Finally, VW CEO Herbert Diess added, "Above all, Ferdinand Piëch brought quality and perfection down to the last detail in the automotive industry, deeply anchoring it in the Volkswagen DNA. I look with gratitude and great respect at his life's work."
According to a report from German newspaper Bild, via Frankfurter Allgemeine Zeitung, the former VW Group Chairman collapsed at a restaurant on Sunday evening during a trip to Upper Bavaria. He was transported to Rosenheim Hospital where he reportedly passed away. What caused Piëch to collapse is unknown and VW's official statement did not mention the executive's cause of death.
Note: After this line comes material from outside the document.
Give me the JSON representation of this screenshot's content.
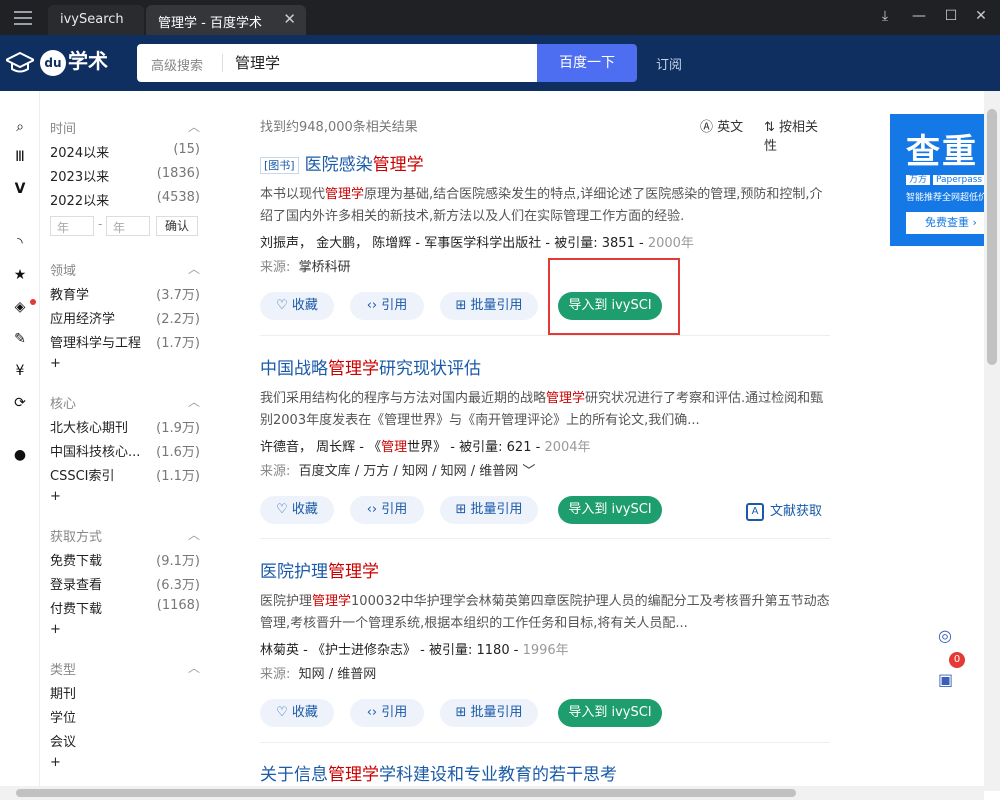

Piëch, the son of Ferdinand Porsche's daughter Louise, spent nearly his whole life holding posts within VW Group. His engineering career began at Porsche before then-CEO Ferry Porsche ordered his dismissal along with all other family members from the company. He moved to Audi before heading up VW Group as its CEO from 1993 to 2002. Following his CEO role, he became VW Group chairman and retired from the position in 2015.
Famously, Piëch stopped a hostile takeover of VW by Porsche in 2008. Following former Porsche chairman Wendelin Wiedeking's announcement that he intended to acquire 75% of VW shares during the course of 2009, Piëch swooped in. Combined with fallout from the global financial crisis of 2008, Piëch swayed outside investors, whom Wiedeking had courted, to not fund the takeover. Porsche creditors called in loans and sent Porsche into financial crisis. In the end, it was VW that acquired Porsche.
Originally published Aug. 26.
Update, Aug. 27: Adds statement from VW Group.